■ TO DO
Copy each entry below exactly as it reads.

■ RECORDS TO USE
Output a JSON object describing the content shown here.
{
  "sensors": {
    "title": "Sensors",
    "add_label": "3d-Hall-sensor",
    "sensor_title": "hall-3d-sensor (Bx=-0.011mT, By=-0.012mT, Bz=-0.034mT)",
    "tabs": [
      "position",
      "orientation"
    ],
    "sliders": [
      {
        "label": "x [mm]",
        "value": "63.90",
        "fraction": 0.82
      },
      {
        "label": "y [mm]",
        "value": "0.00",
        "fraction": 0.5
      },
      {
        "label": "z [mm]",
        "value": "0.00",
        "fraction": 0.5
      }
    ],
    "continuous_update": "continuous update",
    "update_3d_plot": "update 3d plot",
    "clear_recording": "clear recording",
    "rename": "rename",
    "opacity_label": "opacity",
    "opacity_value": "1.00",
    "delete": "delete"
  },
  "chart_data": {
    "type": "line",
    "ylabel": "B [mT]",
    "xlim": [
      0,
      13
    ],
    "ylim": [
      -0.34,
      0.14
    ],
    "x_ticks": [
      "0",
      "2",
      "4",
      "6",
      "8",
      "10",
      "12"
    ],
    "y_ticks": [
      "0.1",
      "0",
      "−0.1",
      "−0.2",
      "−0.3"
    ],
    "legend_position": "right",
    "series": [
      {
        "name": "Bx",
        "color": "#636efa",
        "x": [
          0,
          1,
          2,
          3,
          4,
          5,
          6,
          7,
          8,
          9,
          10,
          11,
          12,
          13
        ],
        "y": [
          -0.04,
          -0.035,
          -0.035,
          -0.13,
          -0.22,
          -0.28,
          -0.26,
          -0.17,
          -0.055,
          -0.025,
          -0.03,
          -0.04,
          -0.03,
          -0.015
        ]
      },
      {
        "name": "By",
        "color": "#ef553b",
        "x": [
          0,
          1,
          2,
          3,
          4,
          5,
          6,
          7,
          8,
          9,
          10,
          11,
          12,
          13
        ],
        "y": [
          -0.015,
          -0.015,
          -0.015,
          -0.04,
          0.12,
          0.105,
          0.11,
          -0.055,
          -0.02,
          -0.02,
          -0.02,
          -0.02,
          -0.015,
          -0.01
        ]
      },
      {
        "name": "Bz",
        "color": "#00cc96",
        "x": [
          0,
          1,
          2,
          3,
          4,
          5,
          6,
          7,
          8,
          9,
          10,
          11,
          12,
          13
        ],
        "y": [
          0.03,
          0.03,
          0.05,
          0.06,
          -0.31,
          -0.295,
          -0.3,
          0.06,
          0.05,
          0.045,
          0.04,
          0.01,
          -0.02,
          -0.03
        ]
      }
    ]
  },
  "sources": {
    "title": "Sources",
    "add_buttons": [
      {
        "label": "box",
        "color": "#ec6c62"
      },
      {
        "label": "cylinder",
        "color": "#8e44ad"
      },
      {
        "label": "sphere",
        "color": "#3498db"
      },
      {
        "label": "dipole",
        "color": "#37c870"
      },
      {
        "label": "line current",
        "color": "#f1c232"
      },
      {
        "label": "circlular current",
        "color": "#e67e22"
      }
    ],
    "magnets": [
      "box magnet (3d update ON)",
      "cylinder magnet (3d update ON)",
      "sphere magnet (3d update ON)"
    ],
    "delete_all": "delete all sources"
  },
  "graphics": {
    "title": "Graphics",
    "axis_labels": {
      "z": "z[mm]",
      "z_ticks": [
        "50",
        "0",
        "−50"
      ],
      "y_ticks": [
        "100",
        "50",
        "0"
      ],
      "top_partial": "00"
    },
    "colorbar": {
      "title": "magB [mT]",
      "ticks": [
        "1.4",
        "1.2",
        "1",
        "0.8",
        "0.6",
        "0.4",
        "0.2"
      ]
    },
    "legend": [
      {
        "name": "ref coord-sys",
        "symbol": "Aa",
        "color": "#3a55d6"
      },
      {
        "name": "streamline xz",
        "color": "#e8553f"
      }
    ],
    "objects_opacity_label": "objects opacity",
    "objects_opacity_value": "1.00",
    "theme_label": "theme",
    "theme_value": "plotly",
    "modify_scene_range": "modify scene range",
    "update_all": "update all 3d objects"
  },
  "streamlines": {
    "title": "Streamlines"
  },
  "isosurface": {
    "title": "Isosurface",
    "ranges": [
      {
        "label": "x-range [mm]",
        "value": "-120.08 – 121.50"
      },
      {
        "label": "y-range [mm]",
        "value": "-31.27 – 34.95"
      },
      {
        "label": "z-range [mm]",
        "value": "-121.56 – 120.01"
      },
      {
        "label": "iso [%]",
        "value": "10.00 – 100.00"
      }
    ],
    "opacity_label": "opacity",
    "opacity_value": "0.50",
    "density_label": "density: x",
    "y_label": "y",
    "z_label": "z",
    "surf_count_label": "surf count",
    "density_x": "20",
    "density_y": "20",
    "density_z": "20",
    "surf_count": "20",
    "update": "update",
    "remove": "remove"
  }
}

■ ANSWER AREA
Output a JSON object describing the content shown here.
{
  "sensors": {
    "title": "Sensors",
    "add_label": "3d-Hall-sensor",
    "sensor_title": "hall-3d-sensor (Bx=-0.011mT, By=-0.012mT, Bz=-0.034mT)",
    "tabs": [
      "position",
      "orientation"
    ],
    "sliders": [
      {
        "label": "x [mm]",
        "value": "63.90",
        "fraction": 0.82
      },
      {
        "label": "y [mm]",
        "value": "0.00",
        "fraction": 0.5
      },
      {
        "label": "z [mm]",
        "value": "0.00",
        "fraction": 0.5
      }
    ],
    "continuous_update": "continuous update",
    "update_3d_plot": "update 3d plot",
    "clear_recording": "clear recording",
    "rename": "rename",
    "opacity_label": "opacity",
    "opacity_value": "1.00",
    "delete": "delete"
  },
  "chart_data": {
    "type": "line",
    "ylabel": "B [mT]",
    "xlim": [
      0,
      13
    ],
    "ylim": [
      -0.34,
      0.14
    ],
    "x_ticks": [
      "0",
      "2",
      "4",
      "6",
      "8",
      "10",
      "12"
    ],
    "y_ticks": [
      "0.1",
      "0",
      "−0.1",
      "−0.2",
      "−0.3"
    ],
    "legend_position": "right",
    "series": [
      {
        "name": "Bx",
        "color": "#636efa",
        "x": [
          0,
          1,
          2,
          3,
          4,
          5,
          6,
          7,
          8,
          9,
          10,
          11,
          12,
          13
        ],
        "y": [
          -0.04,
          -0.035,
          -0.035,
          -0.13,
          -0.22,
          -0.28,
          -0.26,
          -0.17,
          -0.055,
          -0.025,
          -0.03,
          -0.04,
          -0.03,
          -0.015
        ]
      },
      {
        "name": "By",
        "color": "#ef553b",
        "x": [
          0,
          1,
          2,
          3,
          4,
          5,
          6,
          7,
          8,
          9,
          10,
          11,
          12,
          13
        ],
        "y": [
          -0.015,
          -0.015,
          -0.015,
          -0.04,
          0.12,
          0.105,
          0.11,
          -0.055,
          -0.02,
          -0.02,
          -0.02,
          -0.02,
          -0.015,
          -0.01
        ]
      },
      {
        "name": "Bz",
        "color": "#00cc96",
        "x": [
          0,
          1,
          2,
          3,
          4,
          5,
          6,
          7,
          8,
          9,
          10,
          11,
          12,
          13
        ],
        "y": [
          0.03,
          0.03,
          0.05,
          0.06,
          -0.31,
          -0.295,
          -0.3,
          0.06,
          0.05,
          0.045,
          0.04,
          0.01,
          -0.02,
          -0.03
        ]
      }
    ]
  },
  "sources": {
    "title": "Sources",
    "add_buttons": [
      {
        "label": "box",
        "color": "#ec6c62"
      },
      {
        "label": "cylinder",
        "color": "#8e44ad"
      },
      {
        "label": "sphere",
        "color": "#3498db"
      },
      {
        "label": "dipole",
        "color": "#37c870"
      },
      {
        "label": "line current",
        "color": "#f1c232"
      },
      {
        "label": "circlular current",
        "color": "#e67e22"
      }
    ],
    "magnets": [
      "box magnet (3d update ON)",
      "cylinder magnet (3d update ON)",
      "sphere magnet (3d update ON)"
    ],
    "delete_all": "delete all sources"
  },
  "graphics": {
    "title": "Graphics",
    "axis_labels": {
      "z": "z[mm]",
      "z_ticks": [
        "50",
        "0",
        "−50"
      ],
      "y_ticks": [
        "100",
        "50",
        "0"
      ],
      "top_partial": "00"
    },
    "colorbar": {
      "title": "magB [mT]",
      "ticks": [
        "1.4",
        "1.2",
        "1",
        "0.8",
        "0.6",
        "0.4",
        "0.2"
      ]
    },
    "legend": [
      {
        "name": "ref coord-sys",
        "symbol": "Aa",
        "color": "#3a55d6"
      },
      {
        "name": "streamline xz",
        "color": "#e8553f"
      }
    ],
    "objects_opacity_label": "objects opacity",
    "objects_opacity_value": "1.00",
    "theme_label": "theme",
    "theme_value": "plotly",
    "modify_scene_range": "modify scene range",
    "update_all": "update all 3d objects"
  },
  "streamlines": {
    "title": "Streamlines"
  },
  "isosurface": {
    "title": "Isosurface",
    "ranges": [
      {
        "label": "x-range [mm]",
        "value": "-120.08 – 121.50"
      },
      {
        "label": "y-range [mm]",
        "value": "-31.27 – 34.95"
      },
      {
        "label": "z-range [mm]",
        "value": "-121.56 – 120.01"
      },
      {
        "label": "iso [%]",
        "value": "10.00 – 100.00"
      }
    ],
    "opacity_label": "opacity",
    "opacity_value": "0.50",
    "density_label": "density: x",
    "y_label": "y",
    "z_label": "z",
    "surf_count_label": "surf count",
    "density_x": "20",
    "density_y": "20",
    "density_z": "20",
    "surf_count": "20",
    "update": "update",
    "remove": "remove"
  }
}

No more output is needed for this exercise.